    Online Articles

    Online Articles

    Thu, 25 Aug 2016

  2. NGSA forecasts record winter gas demand, matched by adequate supplies

    Colder weather forecasts and greater demand for natural gas than last winter are expected to place upward pressure on gas prices this winter compared with last winter’s unusually low prices, the Natural Gas Supply Association said in its 2016-17 Winter Outlook assessment of the wholesale gas ...

    Online Articles

    Online Articles

    Wed, 5 Oct 2016

  3. Liberty Utilities picks Schneider Electric for weather forecasting

    Ninety percent of load forecasting errors in the industry are attributed to inaccurate weather predictions

    Online Articles

    Online Articles

    Tue, 7 May 2013

  4. Oil Pirces: US consumers should feel muted impact from rising oil price

    OPEC's decision to cut production gave an immediate boost to oil prices, but the impact on consumers and the U.S. economy is likely to be more modest and gradual.

    Online Articles

    Online Articles

    Fri, 2 Dec 2016

  1. MARKET WATCH: Cold weather forecasts lift oil, gas prices

    Online Articles

    Online Articles

    Tue, 15 Jan 2013

  2. Expert: National transmission network could slash CO2 at modest costs

    The plan has been described as 'The Energy Interstate'

    Online Articles

    Online Articles

    Mon, 21 Nov 2016

  3. EIA: US natural gas storage builds

    The Energy Information Administration estimated US natural gas in underground storage across the Lower 48 at 3.836 tcf as of Oct. 14, marking a net increase of 77 bcf from the previous week.

    Online Articles

    Online Articles

    Thu, 20 Oct 2016

  4. Safety products: Weather forecasting services keep communities safe

    Utility safety: Schneider Electric and PlanetRisk recently joined forces to better protect communities from the effects of unpredictable and severe weather by now offering improved weather forecasting services through collaboration and shared resources.

    Online Articles

    Online Articles

    Thu, 13 Oct 2016

  5. IBM unveils advanced renewable energy forecasting system

    IBM solution combines big data analytics and weather modeling technology to predict output of renewable energy resources.

    Online Articles

    Online Articles

    Mon, 12 Aug 2013

  6. Neural Networks: A better forecast for renewable energy

    Siemens has created a neural network-based forecasting software that predicts fluctuations, thus helping to increase the efficiency of electricity markets.

    Online Articles

    Online Articles

    Tue, 30 Sep 2014

  7. More than $5MM granted in support of wind energy developments from DOE

    The Department of Energy has announced it is awarding more than $5 million in funds toward short-term wind forecasting and to accelerate midsize wind turbine development in the U.S.

    Online Articles

    Online Articles

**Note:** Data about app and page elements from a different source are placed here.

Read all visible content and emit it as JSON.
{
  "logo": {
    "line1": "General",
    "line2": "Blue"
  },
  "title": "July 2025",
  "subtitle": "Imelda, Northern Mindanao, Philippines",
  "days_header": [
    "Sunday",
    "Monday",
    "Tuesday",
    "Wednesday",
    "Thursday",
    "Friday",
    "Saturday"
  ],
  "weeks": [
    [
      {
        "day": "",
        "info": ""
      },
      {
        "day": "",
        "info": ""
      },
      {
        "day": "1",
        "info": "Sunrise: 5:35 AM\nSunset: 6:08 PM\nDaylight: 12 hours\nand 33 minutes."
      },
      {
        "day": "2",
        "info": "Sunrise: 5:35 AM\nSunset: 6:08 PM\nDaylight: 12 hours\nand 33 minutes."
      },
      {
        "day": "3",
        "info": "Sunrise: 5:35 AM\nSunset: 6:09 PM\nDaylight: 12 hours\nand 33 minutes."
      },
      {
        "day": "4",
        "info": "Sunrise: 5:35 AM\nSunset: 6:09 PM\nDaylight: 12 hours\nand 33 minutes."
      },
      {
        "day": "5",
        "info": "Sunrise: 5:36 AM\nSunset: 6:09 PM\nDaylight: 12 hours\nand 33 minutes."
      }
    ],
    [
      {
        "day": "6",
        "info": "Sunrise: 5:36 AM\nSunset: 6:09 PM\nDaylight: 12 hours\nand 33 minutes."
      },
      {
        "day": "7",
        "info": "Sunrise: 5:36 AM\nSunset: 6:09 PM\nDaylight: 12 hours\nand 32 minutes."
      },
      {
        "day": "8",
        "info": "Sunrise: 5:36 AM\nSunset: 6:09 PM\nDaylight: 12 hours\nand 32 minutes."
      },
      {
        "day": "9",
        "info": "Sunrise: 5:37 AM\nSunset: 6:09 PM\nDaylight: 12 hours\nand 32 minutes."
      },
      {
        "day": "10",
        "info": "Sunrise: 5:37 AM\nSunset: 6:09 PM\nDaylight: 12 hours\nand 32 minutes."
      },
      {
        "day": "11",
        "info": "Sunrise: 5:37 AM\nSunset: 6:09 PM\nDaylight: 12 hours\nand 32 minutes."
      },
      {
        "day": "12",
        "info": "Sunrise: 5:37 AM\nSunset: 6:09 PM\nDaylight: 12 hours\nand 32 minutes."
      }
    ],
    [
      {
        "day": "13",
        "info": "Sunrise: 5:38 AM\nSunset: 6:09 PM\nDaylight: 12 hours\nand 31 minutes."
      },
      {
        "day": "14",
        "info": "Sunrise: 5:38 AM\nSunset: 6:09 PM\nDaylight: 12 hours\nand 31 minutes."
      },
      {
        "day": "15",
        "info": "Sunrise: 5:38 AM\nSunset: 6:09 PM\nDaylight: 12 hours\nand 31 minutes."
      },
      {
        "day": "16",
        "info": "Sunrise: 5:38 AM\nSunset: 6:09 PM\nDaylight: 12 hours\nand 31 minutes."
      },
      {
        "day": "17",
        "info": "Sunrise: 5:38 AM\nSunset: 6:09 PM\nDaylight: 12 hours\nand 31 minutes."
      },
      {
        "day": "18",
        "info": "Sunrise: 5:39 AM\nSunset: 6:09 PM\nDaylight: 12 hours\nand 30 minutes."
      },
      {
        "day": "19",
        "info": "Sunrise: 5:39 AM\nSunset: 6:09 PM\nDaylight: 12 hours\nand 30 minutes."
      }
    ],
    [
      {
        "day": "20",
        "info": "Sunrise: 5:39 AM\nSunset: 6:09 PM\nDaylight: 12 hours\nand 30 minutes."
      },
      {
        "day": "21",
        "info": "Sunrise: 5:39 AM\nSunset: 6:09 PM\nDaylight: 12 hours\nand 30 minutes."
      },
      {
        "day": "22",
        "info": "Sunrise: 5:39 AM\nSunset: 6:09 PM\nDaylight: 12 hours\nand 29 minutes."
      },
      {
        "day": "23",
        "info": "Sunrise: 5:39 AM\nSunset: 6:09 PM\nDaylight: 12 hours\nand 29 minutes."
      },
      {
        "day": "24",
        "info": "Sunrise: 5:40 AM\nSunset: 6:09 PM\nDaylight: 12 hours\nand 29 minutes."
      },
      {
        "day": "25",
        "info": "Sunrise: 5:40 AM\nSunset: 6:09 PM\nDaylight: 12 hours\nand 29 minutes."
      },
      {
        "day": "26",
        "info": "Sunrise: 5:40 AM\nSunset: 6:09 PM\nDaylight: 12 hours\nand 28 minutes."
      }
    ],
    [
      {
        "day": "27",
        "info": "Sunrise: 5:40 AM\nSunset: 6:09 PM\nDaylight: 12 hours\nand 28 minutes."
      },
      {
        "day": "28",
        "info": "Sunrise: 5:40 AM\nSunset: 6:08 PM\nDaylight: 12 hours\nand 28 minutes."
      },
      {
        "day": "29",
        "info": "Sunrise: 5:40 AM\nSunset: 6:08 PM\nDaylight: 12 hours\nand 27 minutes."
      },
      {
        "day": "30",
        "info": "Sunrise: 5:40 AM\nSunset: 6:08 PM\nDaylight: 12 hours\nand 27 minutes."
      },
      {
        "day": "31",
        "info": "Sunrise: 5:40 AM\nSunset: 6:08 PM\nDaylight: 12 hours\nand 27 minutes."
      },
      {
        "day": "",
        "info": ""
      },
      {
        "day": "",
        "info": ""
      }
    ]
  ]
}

    Mon, 13 Sep 2010

  8. MARKET WATCH: Cold weather predictions push up gas price

    Crude oil futures prices continued to make modest gains while the front-month natural gas contract maintained a five-session rally, escalating 5% Oct. 1 in the New York market on forecasts for cold weather in the central US in coming weeks.

    Online Articles

    Online Articles

    Tue, 2 Oct 2012

Get More Results